I'm Dr. Diana Brickell (formerly Diana Hsieh). I'm a philosopher, and I've long specialized in the application of rational principles to the challenges of real life. I completed my Ph.D in philosophy from the University of Colorado at Boulder in 2009. I retired from work as a public intellectual in 2015.
From September 2009 to September 2015, I produced a radio show and podcast, Philosophy in Action Radio. In the primary show, my co-host Greg Perkins and I answered questions applying rational principles to the challenges of real life. We broadcast live over the internet on Sunday mornings.

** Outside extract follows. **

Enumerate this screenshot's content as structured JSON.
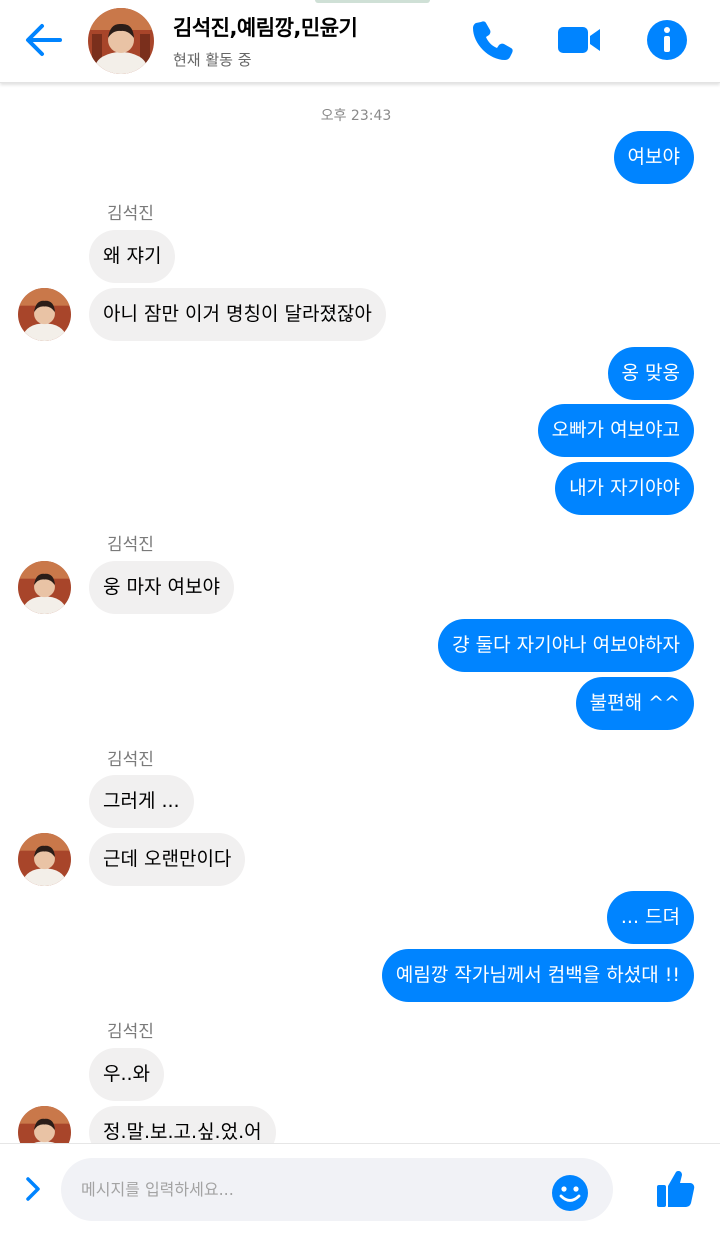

My first book, Responsibility & Luck: A Defense of Praise and Blame, can be purchased in paperback and Kindle. The book defends the justice of moral praise and blame of persons using an Aristotelian theory of moral responsibility, thereby refuting Thomas Nagel's "problem of moral luck." My second book (and online course), Explore Atlas Shrugged, is a fantastic resource for anyone wishing to study Ayn Rand's epic novel in depth.
I can be reached via e-mail to [email protected].